3. Make a decision.

After you have expressed your feelings, decide whether the relationship is worth fighting for or if you might be better off without this person. Think about how the person responded when you expressed your feelings: Was he defensive? Did she blame you? Did they make excuses, or ignore you? These are telltale signs that you should leave the relationship and better yourself.

If the person accepted your words and apologized, or agreed that there is a major problem and to seek help, maybe the relationship is worth fighting for. This person may benefit from going to therapy or taking steps to gain self-awareness and insight into his or her toxic behavior. It is important not to allow the person to repeat their toxic behaviors.

4. Surround yourself with positivity.

If you have made a decision, whether to leave or to mend a relationship, it is important to surround yourself with positivity and practice self-care. Spend time with people who make you feel good, treat yourself to your favorite meal, go to church, spend time outside, or do whatever brings you joy. Going through a tough time in a relationship can cause incalculable stress: It's important to try to replace those negative emotions with positivity.

5. Stick with your decision.

Often after leaving someone, you begin to miss the person. That is normal. It is easy for our brain to remember the good times and forget the bad parts of a relationship. It can be tempting to want the person to be back in your life, but remember that you came to this decision after a long, thoughtful process. Stick to your decision and remember that it was made to better you and your life.

It may be helpful to have your supportive friend, family member, or professional keep you accountable. When you feel the urge to allow the toxic person to come back into your life, reach out to your support system or take out the list you wrote that describes why you felt harmed in the first place. Stay strong and stick to your decision.

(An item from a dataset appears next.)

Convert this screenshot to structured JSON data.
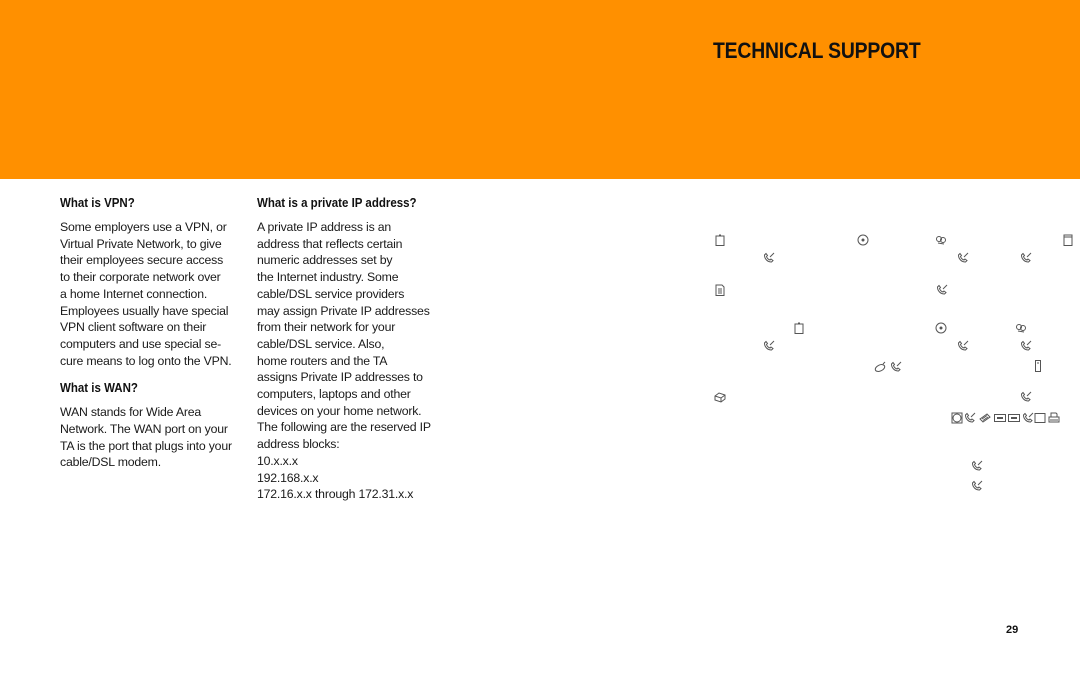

“I am leaving you for me. Whether I am incomplete or you are incomplete is irrelevant. Relationships can only be built with two wholes. I am leaving you to continue to explore myself: the steep, winding paths in my soul, the red, pulsing chambers of my heart. I hope you will do the same. Thank you for all the light and laughter that we have shared. I wish you a profound encounter with yourself.” — Peter Schaller